I put more soil on the naked-looking crown of Ding because it felt like the right thing to do after giving it an ugly haircut.
My Family Photo!
Ding is back in his normal spot with his branches all trimmed. Nothing hurt but its pride! I guess this is not technically a “Family Photo” à la r/IndoorGardening, but these are (most) of my common area plants.
Now I kind of feel like I should have put those kawaii Meitu stickers on all of my photos…
Now the longest Devil’s Ivy vine needs to be propagated as well. The parent of this Devil’s Ivy lives in my bedroom and is about 3 years old. I named it Freddy, after Freddie Mercury, because I was definitely on a Queen kick at the time.
It was at this time when I started dating a new person I asked, “Who is the best band in the world?” to test our compatibility. None of them said Queen, and none of those people became my partner. Coincidence?
I’ve propagated Devil’s Ivy saplings many times before directly in soil. Now the babies are taking over my apartment. I sometimes even give them to friends and family as a gift.
You must remove the leaves of your wandering Jew before submerging them in water. The leaves are always so waxy and furry and rich with green and purple (money-drawing colors) that I can never immediately throw them away… But I also have no idea what to do with them.

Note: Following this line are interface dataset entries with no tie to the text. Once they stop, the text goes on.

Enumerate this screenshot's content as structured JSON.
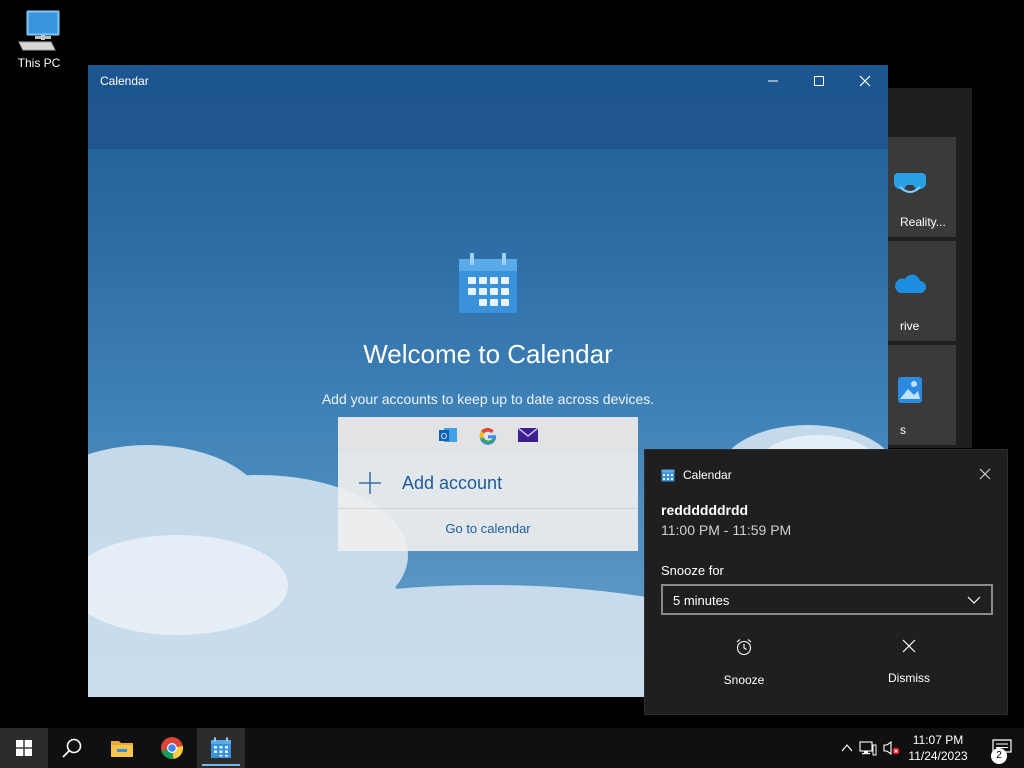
{
  "desktop": {
    "icons": [
      {
        "label": "This PC"
      }
    ]
  },
  "start_tiles": [
    {
      "label": "Reality..."
    },
    {
      "label": "rive"
    },
    {
      "label": "s"
    }
  ],
  "window": {
    "title": "Calendar",
    "welcome_title": "Welcome to Calendar",
    "welcome_subtitle": "Add your accounts to keep up to date across devices.",
    "add_account_label": "Add account",
    "go_to_calendar_label": "Go to calendar",
    "account_providers": [
      "outlook-icon",
      "google-icon",
      "mail-icon"
    ]
  },
  "notification": {
    "app_name": "Calendar",
    "event_title": "reddddddrdd",
    "event_time": "11:00 PM - 11:59 PM",
    "snooze_label": "Snooze for",
    "snooze_selected": "5 minutes",
    "snooze_button": "Snooze",
    "dismiss_button": "Dismiss"
  },
  "taskbar": {
    "time": "11:07 PM",
    "date": "11/24/2023",
    "notification_count": "2",
    "pinned": [
      "windows-start-icon",
      "search-icon",
      "file-explorer-icon",
      "chrome-icon",
      "calendar-icon"
    ]
  },
  "colors": {
    "accent": "#1d5590",
    "link": "#1e5b9c",
    "toast_bg": "#1f1f1f",
    "taskbar_bg": "#101010"
  }
}
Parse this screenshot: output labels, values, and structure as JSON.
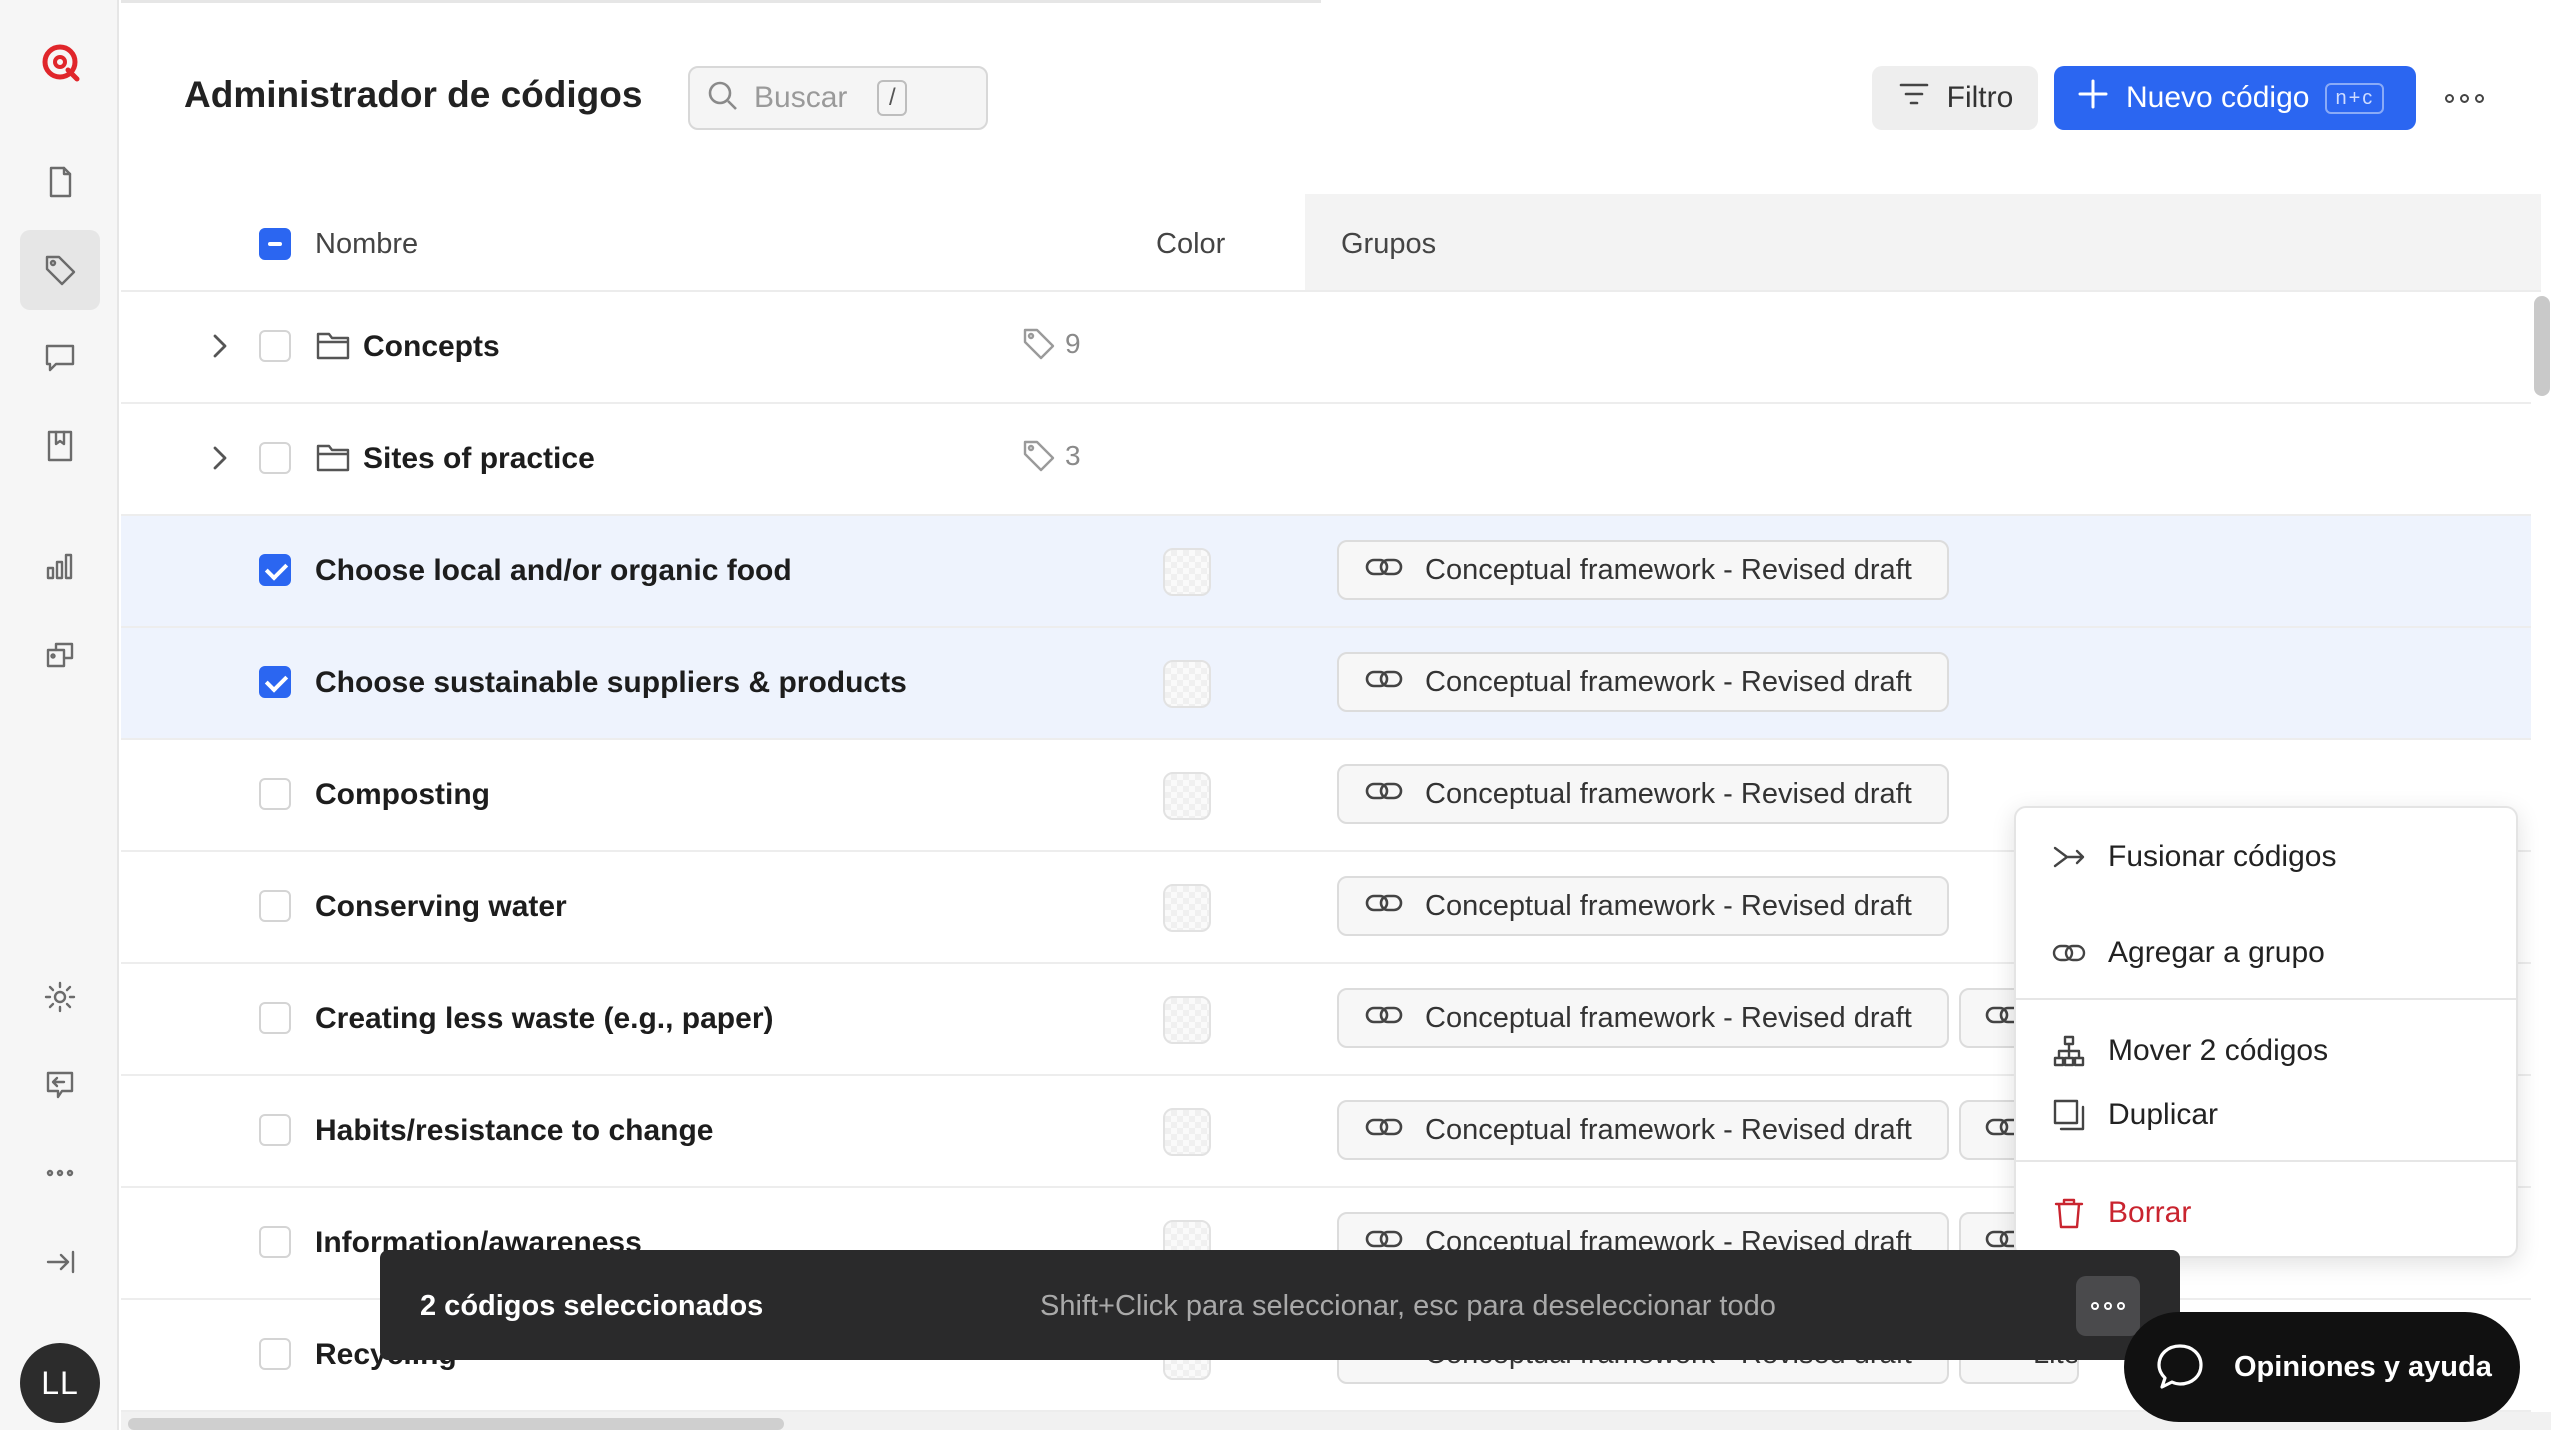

Unfortunately, I broke my favorite Halloween (or year-round, in my case) decoration! I told myself I could super glue it, but I didn’t have any and I also knew that I would procrastinate until I just didn’t. So I decided to give it a cute farewell instead.
I did keep some spare leaves to put in my wealth corner (more on that at another time)
It’s not a sacrifice… It was already broken. I decided this silly picture was worth more than the $4 I paid for the toy. This photo will last forever and we will always remember our candy skull cat. I said thank you and sent it on its way (to the garbage, with most of the leaves!)
Progress Update! (10/3/2019)
These babies should be ready to re-pot in a few days. Stay tuned!
Comments are closed.